SLEEPY HOLLOW, NY (December 2013) – First Niagara Foundation is helping bring history to life for some 20,000 schoolchildren, many from underserved communities. Each year, thousands of children visit Historic Hudson Valley’s (HHV) National Historic Landmark sites to participate in hands-on, curriculum-based workshops. As the first corporate sponsor of these school programs, First Niagara today presented HHV with a $20,000 grant to help support education at Philipsburg Manor and Van Cortlandt Manor.
“First Niagara is proud to support programs such as this that foster youth education about an important part of our region’s history,” said Cathie A. Schaffer, Regional President for First Niagara’s newly formed Tri-State Region. “The Historic Hudson Valley National Historic Landmarks are near and dear to the hearts of Hudson Valley residents, and today we were able to teach these young children about the importance of history and culture.”
“Our educational programs are the bedrock of our mission,” said Historic Hudson Valley President Waddell W. Stillman. “The generous support of partners like First Niagara helps ensure our ability to serve thousands of schoolchildren each year.”
On Monday morning, Schaffer joined 70 fourth-graders from Croton-on-Hudson at Philipsburg Manor, an 18th-century provisioning plantation in Sleepy Hollow, for Millers and Merchants, one of the educational programs supported by the grant. The program focuses on the interconnected roles of the enslaved Africans, Anglo-Dutch landowners, and tenant farmers who lived and worked within the colonial economic system. Students visit the historic site’s farm, mill, activity center, and manor house where they participate in an interactive lesson that teaches them about Philipsburg Manor’s role in the developing world of international trade.
Curriculum-based programs for K-12 students with titles like Touching the Past, Millers and Merchants, and Hard Work and Hand Work are designed to meet state learning standards. At Philipsburg Manor the educational focus is the history of slavery, commerce, and cultural pluralism. Lessons are illuminated by historical background that offers a window into the lives of enslaved Africans and tenant farmers of diverse European backgrounds who operated the site.

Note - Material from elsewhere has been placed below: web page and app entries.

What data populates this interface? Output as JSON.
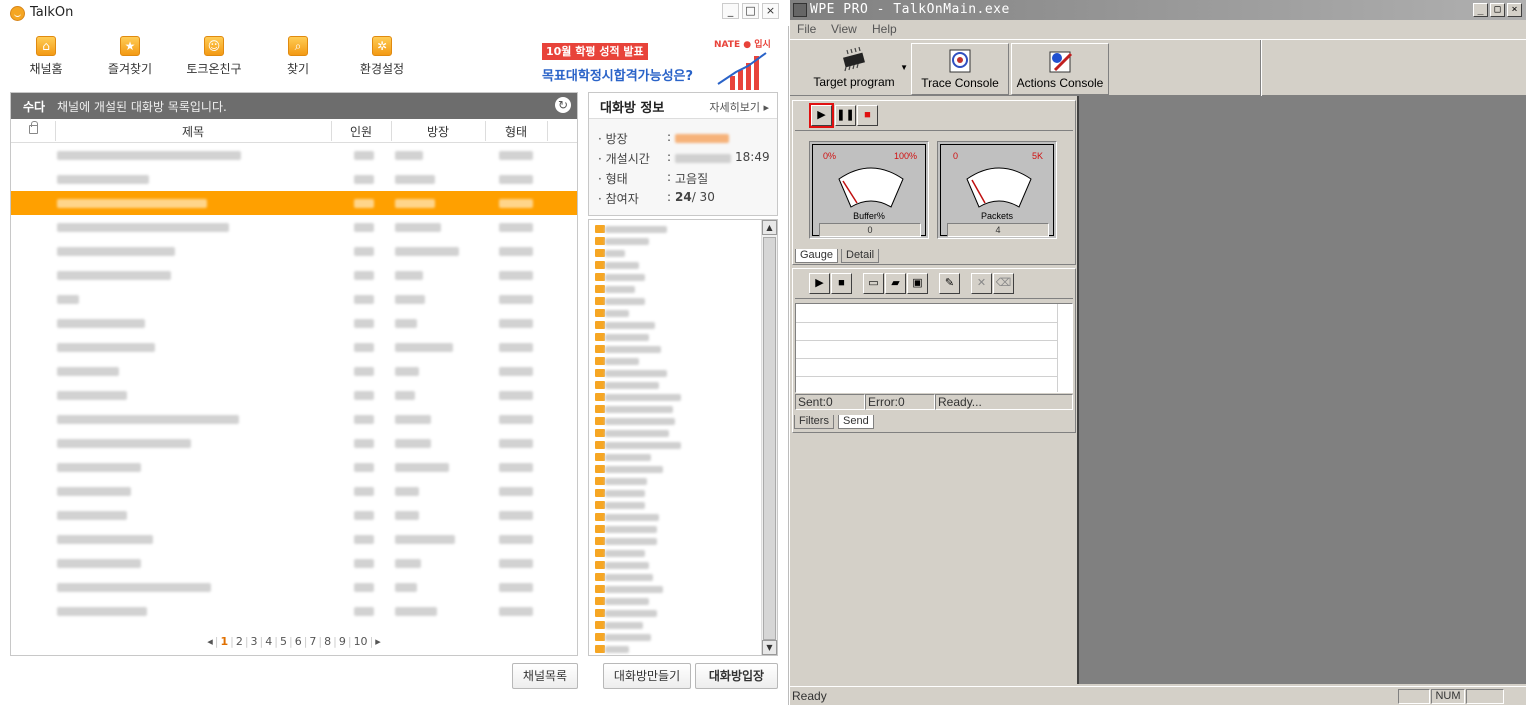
{
  "talkon": {
    "title": "TalkOn",
    "window_controls": [
      "_",
      "□",
      "×"
    ],
    "toolbar": [
      {
        "label": "채널홈",
        "icon": "channel-home-icon"
      },
      {
        "label": "즐겨찾기",
        "icon": "favorites-star-icon"
      },
      {
        "label": "토크온친구",
        "icon": "friends-smile-icon"
      },
      {
        "label": "찾기",
        "icon": "search-icon"
      },
      {
        "label": "환경설정",
        "icon": "settings-gear-icon"
      }
    ],
    "ad": {
      "tag": "10월 학평 성적 발표",
      "brand": "NATE ● 입시",
      "headline": "목표대학정시합격가능성은?"
    },
    "list": {
      "tag": "수다",
      "description": "채널에 개설된 대화방 목록입니다.",
      "columns": {
        "title": "제목",
        "members": "인원",
        "owner": "방장",
        "type": "형태"
      },
      "row_count": 20,
      "selected_row": 2,
      "pagination": {
        "pages": [
          "1",
          "2",
          "3",
          "4",
          "5",
          "6",
          "7",
          "8",
          "9",
          "10"
        ],
        "current": "1",
        "prev": "◂",
        "next": "▸"
      }
    },
    "buttons": {
      "channel_list": "채널목록",
      "create_room": "대화방만들기",
      "enter_room": "대화방입장"
    },
    "info": {
      "title": "대화방 정보",
      "more": "자세히보기 ▸",
      "fields": [
        {
          "label": "· 방장",
          "value": ""
        },
        {
          "label": "· 개설시간",
          "value": "18:49"
        },
        {
          "label": "· 형태",
          "value": "고음질"
        },
        {
          "label": "· 참여자",
          "value_bold": "24",
          "value_rest": "/ 30"
        }
      ]
    },
    "scroll": {
      "up": "▲",
      "down": "▼"
    }
  },
  "wpe": {
    "title": "WPE PRO - TalkOnMain.exe",
    "window_controls": [
      "_",
      "□",
      "×"
    ],
    "menu": [
      "File",
      "View",
      "Help"
    ],
    "toolbar": [
      {
        "label": "Target program",
        "icon": "chip-icon"
      },
      {
        "label": "Trace Console",
        "icon": "trace-console-icon"
      },
      {
        "label": "Actions Console",
        "icon": "actions-console-icon"
      }
    ],
    "capture_controls": [
      "▶",
      "❚❚",
      "■"
    ],
    "gauges": [
      {
        "name": "Buffer%",
        "min": "0%",
        "max": "100%",
        "value": "0"
      },
      {
        "name": "Packets",
        "min": "0",
        "max": "5K",
        "value": "4"
      }
    ],
    "gauge_tabs": [
      "Gauge",
      "Detail"
    ],
    "filter_controls": [
      "▶",
      "■",
      "new",
      "open",
      "save",
      "edit",
      "delete",
      "trash"
    ],
    "send_status": {
      "sent": "Sent:0",
      "error": "Error:0",
      "state": "Ready..."
    },
    "send_tabs": [
      "Filters",
      "Send"
    ],
    "statusbar": {
      "text": "Ready",
      "num": "NUM"
    }
  }
}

At Van Cortlandt Manor in Croton-on-Hudson, students explore the lives of a prominent Dutch patriot family, as well as their slaves and paid servants, in the years following the American Revolution.
At each site, Historic Hudson Valley’s educational programs are characterized by small-group, hands-on learning involving craft activities and historic “tasks,” the examination of reproduction objects and documents, and participation in traditional leisure-time activities.
About First Niagara
First Niagara, through its wholly owned subsidiary, First Niagara Bank, N.A., is a multi-state community-oriented bank with approximately 420 branches, approximately $37 billion in assets, $27 billion in deposits, and approximately 6,000 employees providing financial services to individuals, families, and businesses across New York, Pennsylvania, Connecticut, and Massachusetts. For more information, visit www.firstniagara.com.
First Niagara Foundation is a not for profit corporation founded in 1998. The Foundation is committed to supporting organizations in the communities in which we live and work with specific focus on youth and education, community development and neighborhood revitalization. In 2012 the Foundation contributed more than $10 million in charitable grants to community partners.
About Historic Hudson Valley
Known for its educational programs and events like the Great Jack O’Lantern Blaze, Historic Hudson Valley is a collection of National Historic Landmarks that serve as distinct, robust platforms for fulfilling the organization’s mission of celebrating the region’s significant history, architecture, and culture. For more information, visit www.hudsonvalley.org.